Zinnia Seedlings

20 Thumbelina, Mixed Colors Zinnias – Just like my favorite, but only 6 inches tall! Just planted. Should end up with 32 – 38 plants.

There are several vegetables you can’t start inside –peas, carrots, radishes, and beets are a few examples. There are a few vegetables I don’t recommend you start inside, but you can. Two that come to mind are pumpkins, which get massive very quickly, and cucumbers, which don’t transplant well.

Herbs start well, as do many flowers, especially annuals. One thing to keep in mind, many perennials will not flower the first year they are started. I plan on starting two whole flats of daisies once this batch of seedlings is in the ground, but I’m not in any hurry, because they won’t flower this year. You have to wait a long time for your first blooms on many perennials, but it’s worth it! If you want nearly instant gratification, plant marigolds. Those almost always start to bloom before I get them in the ground!

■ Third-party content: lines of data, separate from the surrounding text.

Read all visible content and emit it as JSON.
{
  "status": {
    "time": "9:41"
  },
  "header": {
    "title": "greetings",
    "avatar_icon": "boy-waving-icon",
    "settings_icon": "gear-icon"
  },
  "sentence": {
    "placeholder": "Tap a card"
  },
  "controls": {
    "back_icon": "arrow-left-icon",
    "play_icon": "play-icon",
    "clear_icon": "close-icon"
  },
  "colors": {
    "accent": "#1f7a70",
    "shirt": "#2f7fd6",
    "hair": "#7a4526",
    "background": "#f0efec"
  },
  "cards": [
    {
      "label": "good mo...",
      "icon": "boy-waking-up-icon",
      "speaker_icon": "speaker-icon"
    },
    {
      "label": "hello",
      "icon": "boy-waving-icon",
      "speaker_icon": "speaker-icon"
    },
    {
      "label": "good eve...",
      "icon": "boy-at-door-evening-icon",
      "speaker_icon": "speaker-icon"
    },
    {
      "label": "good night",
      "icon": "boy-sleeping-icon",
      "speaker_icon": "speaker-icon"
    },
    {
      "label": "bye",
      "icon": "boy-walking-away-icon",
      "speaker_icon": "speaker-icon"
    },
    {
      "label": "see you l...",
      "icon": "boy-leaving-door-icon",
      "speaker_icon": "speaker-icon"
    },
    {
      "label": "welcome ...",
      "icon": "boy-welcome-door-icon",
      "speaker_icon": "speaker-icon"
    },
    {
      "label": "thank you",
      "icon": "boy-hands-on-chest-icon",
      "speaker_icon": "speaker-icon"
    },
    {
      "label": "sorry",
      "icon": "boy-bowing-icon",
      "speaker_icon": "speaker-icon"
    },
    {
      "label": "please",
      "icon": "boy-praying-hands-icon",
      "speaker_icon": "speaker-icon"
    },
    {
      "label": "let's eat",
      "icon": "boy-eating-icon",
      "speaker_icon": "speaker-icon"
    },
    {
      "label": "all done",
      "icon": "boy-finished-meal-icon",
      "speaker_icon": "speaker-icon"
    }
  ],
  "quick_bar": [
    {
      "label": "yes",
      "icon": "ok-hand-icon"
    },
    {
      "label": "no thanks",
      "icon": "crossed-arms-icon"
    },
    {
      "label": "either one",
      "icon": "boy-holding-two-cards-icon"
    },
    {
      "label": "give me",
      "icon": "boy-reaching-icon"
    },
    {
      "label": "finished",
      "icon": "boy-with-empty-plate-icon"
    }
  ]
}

You will need a few basic supplies if you want to get started.

1. Seeds – That’s kind of a given, I think.

2. Seed Starting Soil – Sometimes I use plain potting soil, but your seedlings are safer in sterile potting medium. You risk damping off if you use potting soil. Basically, your baby seedlings may die over night because of pathogens in the soil. Not fun.

3. Containers — these can be flats, six packs, egg cartons, yogurt containers…you get the point. I prefer flats of six packs from garden supply companies, but last year I bought the cheap ones from Lowes. Since that’s what I had leftover, that’s what I used this year. Make sure you have some sort of tray underneath. I like to water from below, so I just pour water in tray and the soil sucks it up.

4. Light – In my old house, I had a beautiful south facing room that worked very well. My husband bought me a cheap storage tower from Wal-Mart, and we set it up about six inches from the sliding glass door. I started hundreds and hundreds of seeds that way. In my new home, I don’t have a room that gets enough light. This year I have taken over my husband’s work bench in his garage. There’s a lovely fluorescent light hung low just above the bench, and it was just begging to be used for seedlings. This seems ideal. The only drawback is that I had to wait later in the season before I started the seeds; it’s important the temperature in the garage doesn’t dip too low. If it looks like it will, I will have to bring all my flats inside. This isn’t as fun as it sounds.

Seed Starting Bench with Fluorescent Light
Seed Starting Bench with Fluorescent Light

 

Planting is easy.

Fill your containers with soil, plant the seeds according to the directions on the packets.

Drizzle water from above using warm–not hot–water. Be careful not to disturb the seeds. I like to use the spray nozzle on my kitchen sink set as low as possible.

Cover with plastic wrap or the clear lid that comes with the flats (I don’t always do this–especially if I must use plastic wrap), and then take the cover off when your seeds begin to sprout.

Keep the soil evenly moist, but not soaked. Make sure the temperature in the room is comfortable, and provide lots of light! 

Later I will show you how I move my seedlings to the garden! 

Tell me, are you starting seeds this year? If  you are, what you growing?